If a line in the listing carries the word "Gesellschafter", return a copy of that line.
'''
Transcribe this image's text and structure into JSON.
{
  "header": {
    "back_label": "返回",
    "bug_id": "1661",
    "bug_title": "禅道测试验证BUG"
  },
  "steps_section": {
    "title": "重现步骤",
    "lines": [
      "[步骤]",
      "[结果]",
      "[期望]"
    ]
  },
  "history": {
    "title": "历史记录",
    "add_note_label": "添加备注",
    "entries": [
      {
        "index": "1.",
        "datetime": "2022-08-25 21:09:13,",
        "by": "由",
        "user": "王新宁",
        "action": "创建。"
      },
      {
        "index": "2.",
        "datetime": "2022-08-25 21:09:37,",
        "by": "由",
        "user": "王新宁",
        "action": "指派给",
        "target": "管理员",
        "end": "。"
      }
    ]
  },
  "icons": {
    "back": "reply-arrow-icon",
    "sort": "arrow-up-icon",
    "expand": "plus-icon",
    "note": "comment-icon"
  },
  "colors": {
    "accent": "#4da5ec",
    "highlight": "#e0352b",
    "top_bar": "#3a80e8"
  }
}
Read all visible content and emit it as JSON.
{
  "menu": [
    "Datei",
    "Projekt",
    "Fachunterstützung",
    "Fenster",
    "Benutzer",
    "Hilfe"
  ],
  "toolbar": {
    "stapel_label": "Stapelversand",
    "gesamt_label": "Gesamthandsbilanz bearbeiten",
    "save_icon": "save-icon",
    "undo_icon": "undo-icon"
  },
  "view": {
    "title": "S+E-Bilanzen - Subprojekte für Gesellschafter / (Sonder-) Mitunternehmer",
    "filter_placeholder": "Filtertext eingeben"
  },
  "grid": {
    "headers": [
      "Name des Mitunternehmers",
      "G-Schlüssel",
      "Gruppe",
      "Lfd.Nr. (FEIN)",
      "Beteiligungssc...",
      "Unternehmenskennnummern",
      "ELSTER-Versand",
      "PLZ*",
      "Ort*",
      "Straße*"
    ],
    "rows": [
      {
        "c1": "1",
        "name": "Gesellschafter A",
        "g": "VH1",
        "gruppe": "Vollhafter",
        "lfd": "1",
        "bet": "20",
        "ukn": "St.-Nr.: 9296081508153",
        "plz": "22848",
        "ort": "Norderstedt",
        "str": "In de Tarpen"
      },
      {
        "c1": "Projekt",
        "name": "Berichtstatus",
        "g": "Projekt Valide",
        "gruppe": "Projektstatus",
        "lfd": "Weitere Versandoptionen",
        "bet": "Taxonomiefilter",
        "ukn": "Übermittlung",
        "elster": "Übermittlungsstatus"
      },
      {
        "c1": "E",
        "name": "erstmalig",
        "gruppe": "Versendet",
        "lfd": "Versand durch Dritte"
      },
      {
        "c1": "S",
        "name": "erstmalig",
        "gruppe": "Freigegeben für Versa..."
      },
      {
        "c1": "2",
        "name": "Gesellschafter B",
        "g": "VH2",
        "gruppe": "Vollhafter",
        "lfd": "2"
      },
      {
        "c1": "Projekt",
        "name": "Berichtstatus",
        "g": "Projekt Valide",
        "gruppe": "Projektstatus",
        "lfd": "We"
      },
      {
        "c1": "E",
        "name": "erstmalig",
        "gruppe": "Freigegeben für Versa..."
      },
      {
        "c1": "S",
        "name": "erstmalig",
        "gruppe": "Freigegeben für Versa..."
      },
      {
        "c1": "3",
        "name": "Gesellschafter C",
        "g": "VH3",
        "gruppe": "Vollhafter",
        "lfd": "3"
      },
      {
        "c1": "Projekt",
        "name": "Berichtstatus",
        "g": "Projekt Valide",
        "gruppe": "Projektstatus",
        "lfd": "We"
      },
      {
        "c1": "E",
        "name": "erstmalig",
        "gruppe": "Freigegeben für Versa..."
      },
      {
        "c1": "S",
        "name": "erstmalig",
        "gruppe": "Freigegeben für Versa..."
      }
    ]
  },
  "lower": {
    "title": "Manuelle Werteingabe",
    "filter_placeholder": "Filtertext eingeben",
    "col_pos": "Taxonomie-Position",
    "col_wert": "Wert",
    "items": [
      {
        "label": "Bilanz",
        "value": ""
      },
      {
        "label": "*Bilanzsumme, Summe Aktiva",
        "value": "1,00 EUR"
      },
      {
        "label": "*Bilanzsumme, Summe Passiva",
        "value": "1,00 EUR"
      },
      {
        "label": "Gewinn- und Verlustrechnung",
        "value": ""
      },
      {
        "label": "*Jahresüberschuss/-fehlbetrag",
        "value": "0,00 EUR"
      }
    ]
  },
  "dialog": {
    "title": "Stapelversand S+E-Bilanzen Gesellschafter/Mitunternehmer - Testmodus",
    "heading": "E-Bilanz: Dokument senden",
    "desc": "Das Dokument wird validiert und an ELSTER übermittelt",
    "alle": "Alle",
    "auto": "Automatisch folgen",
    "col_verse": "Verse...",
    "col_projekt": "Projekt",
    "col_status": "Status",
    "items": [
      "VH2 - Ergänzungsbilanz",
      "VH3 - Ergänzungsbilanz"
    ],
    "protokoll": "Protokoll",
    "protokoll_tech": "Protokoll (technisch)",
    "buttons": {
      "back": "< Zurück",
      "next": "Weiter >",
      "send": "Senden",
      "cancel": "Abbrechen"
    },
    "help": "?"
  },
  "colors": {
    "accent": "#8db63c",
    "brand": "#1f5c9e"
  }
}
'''
## ANSWER SECTION
    "title": "S+E-Bilanzen - Subprojekte für Gesellschafter / (Sonder-) Mitunternehmer",
        "name": "Gesellschafter A",
        "name": "Gesellschafter B",
        "name": "Gesellschafter C",
    "title": "Stapelversand S+E-Bilanzen Gesellschafter/Mitunternehmer - Testmodus",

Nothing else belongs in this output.